This same symbolism is later adopted by Christianity to help tell the story of Jesus. Since most people were illiterate missionaries depended on common and understandable symbols to convey the stories of Christ. 

- Grace

Wednesday, February 15, 2012

Artist of the Week: Faye Moorhouse

Forty Faces Print - 8/40, 10 GBP on Etsy

This week we bring you the work of UK artist and illustrator Faye Moorhouse: moody, expressive, and dark, with an edge of humor and whimsy. I like.

Mankini - Articulated Paper Doll Kit, 5 GBP on Etsy 

Arms for Dinner - Original Collage/Illustration, 75 GBP on Etsy

Grave Robber 001 - Original Illustration, 75 GBP on Etsy

Drawing from the Swimmers Series 

Illustration of Paralympic Oscar Pistorius 
surrounding the London 2012 Olympics

- Cathleen

[First four images via Faye's Etsy shop, Faye Moorhouse Illustration, last two via her website (]

Tuesday, February 14, 2012

Christopher Payne: Asylum

Christopher Payne is an NYC based artist trained as an architect but pursuing photography. I stumbled upon his collection Asylum: Inside the Closed World of State Mental Hosptials and found the works haunting, vulnerable, tangible, and joyful in their colors. What do you think?

Buffalo State Hospital, New York

Bridge to Infirmary Ward, Taunton State Hospital, MA

Hall with Chairs, Taunton State Hospital, MA

Mead Building Lobby, Yankton State Hospital, South Dakota

Linen Closets, Traverse City Hospital, Michigan

Patient Toothbrushes, Hudson River State Hospital, New York

Bathtub, Fairfield State Hospital, Connecticut

Gurney, South Carolina State Hospital, South Carolina

Stairwell, Harlem Valley State Hospital, New York
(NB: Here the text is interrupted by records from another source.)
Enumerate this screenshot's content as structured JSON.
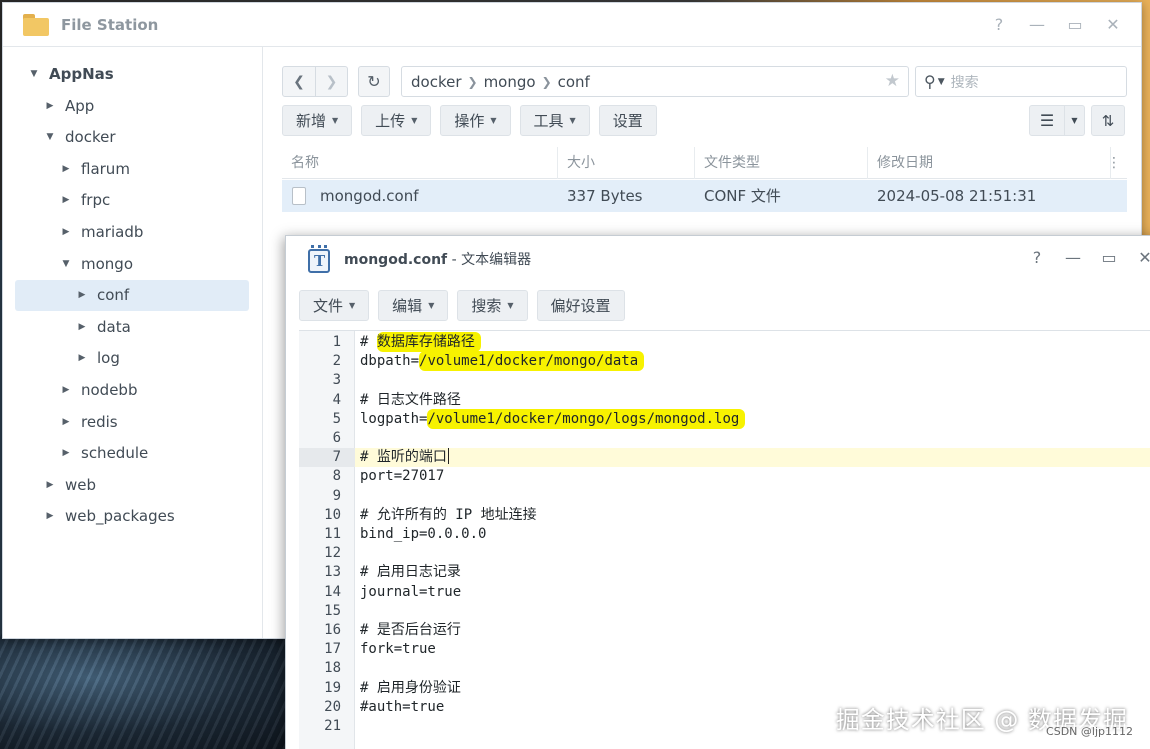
{
  "file_station": {
    "title": "File Station",
    "controls": {
      "help": "?",
      "minimize": "—",
      "maximize": "▭",
      "close": "✕"
    },
    "tree": [
      {
        "label": "AppNas",
        "level": 0,
        "expanded": true,
        "root": true
      },
      {
        "label": "App",
        "level": 1,
        "expanded": false
      },
      {
        "label": "docker",
        "level": 1,
        "expanded": true
      },
      {
        "label": "flarum",
        "level": 2,
        "expanded": false
      },
      {
        "label": "frpc",
        "level": 2,
        "expanded": false
      },
      {
        "label": "mariadb",
        "level": 2,
        "expanded": false
      },
      {
        "label": "mongo",
        "level": 2,
        "expanded": true
      },
      {
        "label": "conf",
        "level": 3,
        "expanded": false,
        "selected": true
      },
      {
        "label": "data",
        "level": 3,
        "expanded": false
      },
      {
        "label": "log",
        "level": 3,
        "expanded": false
      },
      {
        "label": "nodebb",
        "level": 2,
        "expanded": false
      },
      {
        "label": "redis",
        "level": 2,
        "expanded": false
      },
      {
        "label": "schedule",
        "level": 2,
        "expanded": false
      },
      {
        "label": "web",
        "level": 1,
        "expanded": false
      },
      {
        "label": "web_packages",
        "level": 1,
        "expanded": false
      }
    ],
    "path": [
      "docker",
      "mongo",
      "conf"
    ],
    "search_placeholder": "搜索",
    "toolbar": {
      "new": "新增",
      "upload": "上传",
      "action": "操作",
      "tools": "工具",
      "settings": "设置"
    },
    "columns": [
      "名称",
      "大小",
      "文件类型",
      "修改日期"
    ],
    "files": [
      {
        "name": "mongod.conf",
        "size": "337 Bytes",
        "type": "CONF 文件",
        "modified": "2024-05-08 21:51:31"
      }
    ]
  },
  "text_editor": {
    "file_name": "mongod.conf",
    "title_suffix": " - 文本编辑器",
    "controls": {
      "help": "?",
      "minimize": "—",
      "maximize": "▭",
      "close": "✕"
    },
    "menu": {
      "file": "文件",
      "edit": "编辑",
      "search": "搜索",
      "preferences": "偏好设置"
    },
    "current_line": 7,
    "lines": [
      "# 数据库存储路径",
      "dbpath=/volume1/docker/mongo/data",
      "",
      "# 日志文件路径",
      "logpath=/volume1/docker/mongo/logs/mongod.log",
      "",
      "# 监听的端口",
      "port=27017",
      "",
      "# 允许所有的 IP 地址连接",
      "bind_ip=0.0.0.0",
      "",
      "# 启用日志记录",
      "journal=true",
      "",
      "# 是否后台运行",
      "fork=true",
      "",
      "# 启用身份验证",
      "#auth=true",
      ""
    ],
    "highlights": [
      {
        "line": 1,
        "prefix": "# ",
        "text": "数据库存储路径"
      },
      {
        "line": 2,
        "prefix": "dbpath=",
        "text": "/volume1/docker/mongo/data"
      },
      {
        "line": 5,
        "prefix": "logpath=",
        "text": "/volume1/docker/mongo/logs/mongod.log"
      }
    ],
    "highlight_color": "#f7f200"
  },
  "watermark": "掘金技术社区 @ 数据发掘",
  "credit": "CSDN @ljp1112"
}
Patient Suitcases, Bolivar State Hospital, Tennessee

File Boxes, Spring Grove State Hospital, Maryland

Matteawan State Hospital, Beacon, New York

Courtyard Gazebo, Concord State Hospital, New Hampshire

Slaughterhouse, Broughton State Hospital, North Carolina

Sheet Metal Forms, Willard State Hospital, New York

Electroencephalograph Machine, Clarinda State Hospital, Iowa

Beauty Salon, Trenton State Hospital, New Jersey

Bowling Shoes, Rockland State Hospital, New York

Autopsy Theater, St. Elizabeth's Hospital, Washington, D.C.

Casket and Grave Markers, St. Lawrence State Hospital, New York

Unclaimed Cremation Urns, Oregon State Hospital, Oregon

Cemetery, Connecticut Valley State Hospital, Connecticut.

I think it's poignant that he begins the series with the entering of the hospital, then daily life, and concludes with various death arenas. I also find it interesting that these are hospitals all across the US but they share similar qualities.

It took Payne seven years to put together this collection and as you can see the images are from a variety of institutions including two from the DC/MD area. This series is available in his new book with the same title as the collection.

You can view his work here.

*All images courtesy of Payne's website.

Related Posts Plugin for WordPress, Blogger...